From Change Your Story: No Need to Socially Distance From Yourself
Updated: Nov 22, 2020
The Covid Coaster has been quite the ride. Harrowing for some and actually exciting for others. But you might ask what could possibly be exciting about this change in everything that we are accustomed to? Well, what about increased time for your personal growth and healing for one? Now, I'm aware that for some of you the demands during this time may have increased, especially if you have school aged children or work in health care so this post understandably may not feel relevant to you. But for others, this is the perfect time to decrease social distancing... with yourself.
Most of us don't actually spend as much time as we should building a healthy relationship with ourselves because we have so many demands on our time.
Maybe you don't even realize that people have relationships with
themselves, but we all do.
We all have relationships with ourselves. You do talk to yourself right? Is your self talk filled with critique or compassion. Listen to the tone of your voice and the kindness of the words when you are talking inside. Is it the way you would talk to a friend? How about the amount of time you spend focusing on you? We know that to have a good relationship with someone else, we have to invest time in it. This is true of the relationship you have with yourself as well. You can read about how John's story was affecting him and what he did about it here. The name of this blog is Change Your Story to Change Your Life. The story you developed in childhood will affect the nature of the relationship you have with yourself.
In the story you developed growing up, are their scripts such as "I'm not good enough", or "I'm not likable enough"? Or do you ever call yourself names such as "stupid" or "lazy"?The first thing I remember in developing my story was when I was about three years old. I was in the car with my parents (before the time of toddler car seats) standing on the floor board of the back seat with my head stuck over the front seat between my parents. They were arguing about how to pronounce the word pecan. As is often the case, simple arguments can spiral into larger arguments and the tension was beginning to rise in the car. After listening to them argue for a few minutes, I piped up and asked why we couldn’t just say PEcahn or pCAN which borrowed from both of their preferences. Their reaction was immediate and highly gratifying in that they chuckled at my creativity and the argument ceased. I learned two things: I love and need to help people and nothing feels better than making people laugh. No surprise that I was drawn to psychology as a profession!
Throughout childhood, I had many more opportunities to practice my untrained attempts at care taking. Whenever my parents disagreed, I eagerly became triangulated in their arguments though sometimes at my own expense. I would try to help them see something from the other’s point of view. Although it was unpredictable whether this would be appreciated or resented, when it helped, the outcome was very strong and rewarding.
Additionally, I was the oldest of three children and at a very early age, my father told me and my siblings that I was in charge.

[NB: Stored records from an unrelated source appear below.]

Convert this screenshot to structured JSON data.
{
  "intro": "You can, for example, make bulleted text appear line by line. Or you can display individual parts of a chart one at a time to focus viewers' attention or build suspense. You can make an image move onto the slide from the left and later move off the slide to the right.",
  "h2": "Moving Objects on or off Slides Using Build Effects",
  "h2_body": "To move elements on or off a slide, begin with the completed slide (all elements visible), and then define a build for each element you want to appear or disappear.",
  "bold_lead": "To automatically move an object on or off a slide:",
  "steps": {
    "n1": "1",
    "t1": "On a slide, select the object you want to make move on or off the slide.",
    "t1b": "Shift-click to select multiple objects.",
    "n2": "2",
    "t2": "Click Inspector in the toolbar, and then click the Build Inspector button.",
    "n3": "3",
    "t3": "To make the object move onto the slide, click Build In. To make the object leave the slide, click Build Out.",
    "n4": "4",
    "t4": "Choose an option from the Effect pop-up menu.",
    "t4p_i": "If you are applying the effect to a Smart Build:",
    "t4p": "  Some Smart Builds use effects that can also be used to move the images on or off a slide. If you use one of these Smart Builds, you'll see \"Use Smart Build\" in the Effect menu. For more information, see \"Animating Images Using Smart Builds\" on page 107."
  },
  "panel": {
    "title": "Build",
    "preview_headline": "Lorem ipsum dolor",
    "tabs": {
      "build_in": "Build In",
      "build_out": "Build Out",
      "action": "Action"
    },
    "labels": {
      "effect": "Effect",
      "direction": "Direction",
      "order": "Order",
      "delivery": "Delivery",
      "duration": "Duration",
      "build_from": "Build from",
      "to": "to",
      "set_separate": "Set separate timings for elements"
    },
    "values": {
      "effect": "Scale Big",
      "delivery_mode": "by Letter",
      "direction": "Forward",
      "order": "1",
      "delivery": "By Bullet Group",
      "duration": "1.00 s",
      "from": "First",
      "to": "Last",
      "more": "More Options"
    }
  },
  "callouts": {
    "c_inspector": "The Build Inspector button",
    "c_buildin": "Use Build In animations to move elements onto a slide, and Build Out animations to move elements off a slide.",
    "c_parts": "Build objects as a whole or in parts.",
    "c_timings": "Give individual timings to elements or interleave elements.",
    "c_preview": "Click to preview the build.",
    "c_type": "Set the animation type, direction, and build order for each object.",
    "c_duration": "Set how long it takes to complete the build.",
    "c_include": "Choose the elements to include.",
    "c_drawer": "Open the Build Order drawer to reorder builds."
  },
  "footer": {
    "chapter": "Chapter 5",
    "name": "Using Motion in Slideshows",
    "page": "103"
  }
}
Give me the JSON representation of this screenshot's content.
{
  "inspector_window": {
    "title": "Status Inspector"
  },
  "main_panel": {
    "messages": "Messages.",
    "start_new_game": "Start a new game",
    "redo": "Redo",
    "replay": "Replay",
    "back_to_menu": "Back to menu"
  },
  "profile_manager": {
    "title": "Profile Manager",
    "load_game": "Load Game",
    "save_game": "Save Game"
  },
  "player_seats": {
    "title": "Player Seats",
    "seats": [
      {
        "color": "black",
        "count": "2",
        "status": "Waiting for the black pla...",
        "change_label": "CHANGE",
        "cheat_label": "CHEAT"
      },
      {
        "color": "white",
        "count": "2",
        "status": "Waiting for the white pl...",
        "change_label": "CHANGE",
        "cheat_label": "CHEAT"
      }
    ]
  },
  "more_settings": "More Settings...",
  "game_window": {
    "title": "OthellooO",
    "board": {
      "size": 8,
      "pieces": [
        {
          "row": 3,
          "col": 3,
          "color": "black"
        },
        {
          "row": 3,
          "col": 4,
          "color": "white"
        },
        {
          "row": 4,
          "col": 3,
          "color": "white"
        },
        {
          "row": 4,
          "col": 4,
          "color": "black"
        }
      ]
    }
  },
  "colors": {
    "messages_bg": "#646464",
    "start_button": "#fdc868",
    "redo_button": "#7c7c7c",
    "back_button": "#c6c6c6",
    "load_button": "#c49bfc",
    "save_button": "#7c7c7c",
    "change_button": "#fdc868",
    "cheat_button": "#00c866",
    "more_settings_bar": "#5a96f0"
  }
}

I developed into a bossy, little girl who thought that she knew everything and was supposed to tell everyone what to do - even my same-age friends. Fortunately, my best friend told me in no uncertain terms that I better stop telling her what to do! So I changed my behavior. However, it took years or decades to rewire the feeling that I was supposed to be in complete charge of myself and others. I was also a very sensitive child (I still can’t watch bloody movies) and my level of empathy was so high that I often felt physical pain. This sensitivity is based in physiology and often leads to perfectionism, as it did with me.
Therefore, from an early age, I developed a narrative which was meant to guide me but it was from a child's perspective full of magical thinking. It encompassed the following scripts:
I need to be extremely responsible. I should always know what someone needs. I can control how others feel. I shouldn’t make mistakes. Although I always want to do the right thing, sometimes it bothers people. I’m smart but not likable. My importance comes from what I can accomplish. Nothing feels better than pleasing people (because it makes them seem happier) and making them laugh.
This narrative was full of false and impossible assumptions which led to projections, perfectionism and ambivalence. Over the years, I have worked on rewriting my story. Although it has taken time and lots of effort to shift from the old narrative, it has been more that worth it to me and those in my life.
To begin to shift your narrative, try this exercise. Imagine that you are sitting with yourself in a room where you won't be interrupted. Maybe like having a cup of tea with yourself. Could you imagine having a kind and understanding conversation as you would with an outside friend? Could you be a good listener to yourself? If the child part of you wanted to tell you something, what would that be? What would you want to say to that part of you?
The three Cs of Change are
Compassion, Curiosity and Courage
Would you like to learn more about changing your narrative? I have just completed a new workbook which can take you through a step by step process of increasing awareness of your old story, reevaluating the usefulness of it, and then rewriting the parts that need rewriting. I'm Not Good Enough: How the Stories you Tell yourself are Ruining Your Life and What to do About it. There are over 30 handouts to take you through the whole process . To read more and order click here.
PS: I sent a post on Mother's Day called Mother's Day - Happy? which only some people were able to open. If you'd like to read about how to take in messages from you mother's best self, click here.
(images licensed for use by shutterstock.com